  • Isolated employee misconduct (unforeseeable actions)
  • Impossibility (Functionally impossible or would prevent performance of required work; and there are no alternative means of employee protection)
  • Greater hazard (Compliance with a standard would result in greater hazards to employees than noncompliance; and there are no alternative means of employee protection; and an application of a variance would not be appropriate)

Reference FOM Chapter V - Citations for more information.
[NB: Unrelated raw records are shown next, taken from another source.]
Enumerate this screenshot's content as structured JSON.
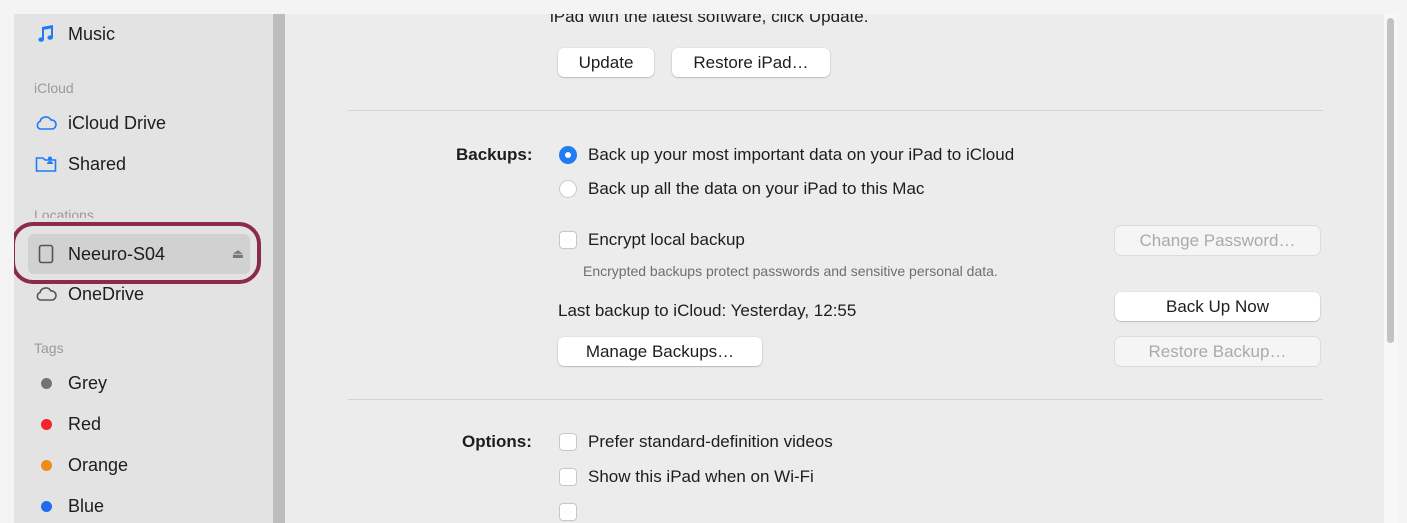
{
  "sidebar": {
    "music_label": "Music",
    "icloud_section": "iCloud",
    "icloud_drive_label": "iCloud Drive",
    "shared_label": "Shared",
    "locations_section": "Locations",
    "device_label": "Neeuro-S04",
    "onedrive_label": "OneDrive",
    "tags_section": "Tags",
    "tags": [
      {
        "label": "Grey",
        "color": "#737373"
      },
      {
        "label": "Red",
        "color": "#f0262a"
      },
      {
        "label": "Orange",
        "color": "#f08a1c"
      },
      {
        "label": "Blue",
        "color": "#1f6cf0"
      }
    ],
    "highlight_color": "#8a2a4e"
  },
  "software": {
    "clipped_text": "iPad with the latest software, click Update.",
    "update_button": "Update",
    "restore_button": "Restore iPad…"
  },
  "backups": {
    "label": "Backups:",
    "option_icloud": "Back up your most important data on your iPad to iCloud",
    "option_mac": "Back up all the data on your iPad to this Mac",
    "selected": "icloud",
    "encrypt_label": "Encrypt local backup",
    "encrypt_note": "Encrypted backups protect passwords and sensitive personal data.",
    "change_password_button": "Change Password…",
    "last_backup_text": "Last backup to iCloud:  Yesterday, 12:55",
    "back_up_now_button": "Back Up Now",
    "manage_backups_button": "Manage Backups…",
    "restore_backup_button": "Restore Backup…"
  },
  "options": {
    "label": "Options:",
    "items": [
      "Prefer standard-definition videos",
      "Show this iPad when on Wi-Fi"
    ]
  },
  "accent_color": "#1f7cf5"
}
This chapter also includes abatement verification, follow-up inspections, and employer/employee responsibilities. 

Under NCGS 95-138(b), penalties are to be assessed on the basis of the following factors:

  • The gravity of the violation
  • The size of the business 
  • The good faith of the employer, which is evaluated on the basis of safety and health programs
  • The employer's history of previous violations 
  • Whether the violation involves injury to an employee less than 18 years of age

Reference FOM Chapter VI - Penalties for more information regarding penalties and assessment factors.

North Carolina OSH Division Resources

Compliance Enforcement Procedures - Provide guidance to North Carolina compliance personnel, to ensure responsibilities are carried out in an effective, efficient and consistent manner. 

Consultative Assistance - Request free and confidential assistance for your safety and health program.

Library - Streaming video services (free) and research assistance on consensus standards.

Posters - Request required OSHA workplace posters (free). 

Safety and Health Presentations - Customizable safety and health presentations.

Safety and Health Programs - Customizable safety and health programs.

Safety and Health Topics - Each safety and health topic page is divided into four categories of information based on the content: hazard overview; solutions; regulations; and learn more.

Standards Information and Activity - Provides recently adopted standards within North Carolina.

Standard Interpretations - Request an interpretation by email, online or phone. 

Training Calendar - Register for free training (in-person, webinars). Also available are pre-recorded webinars available 24 hours a day. 

Which Standards Apply - Identify the standards that apply to your workplace. 

Federal OSHA Resources

Compliance Assistance Quick Start - Step-by-step guide to identify many of the major OSHA requirements and guidance materials that may apply to your workplace.

Compliance Directives - Provides guidance to OSHA's compliance personnel about inspection policies and procedures to ensure consistency.

Establishment Search - Enables the user to search for OSHA enforcement inspections by the name of the establishment nationwide.

Safety and Health Topics - Learn more about safety and health by topic.

Standard Interpretations - Letters of interpretation by standard.

Training Requirements and Resources - eTools, vTools, interactive web-based training, and presentations.

Other Resources

Regulatory Agenda - Provides rules that are in various stages of review: pre-rule, proposed rule and final rule.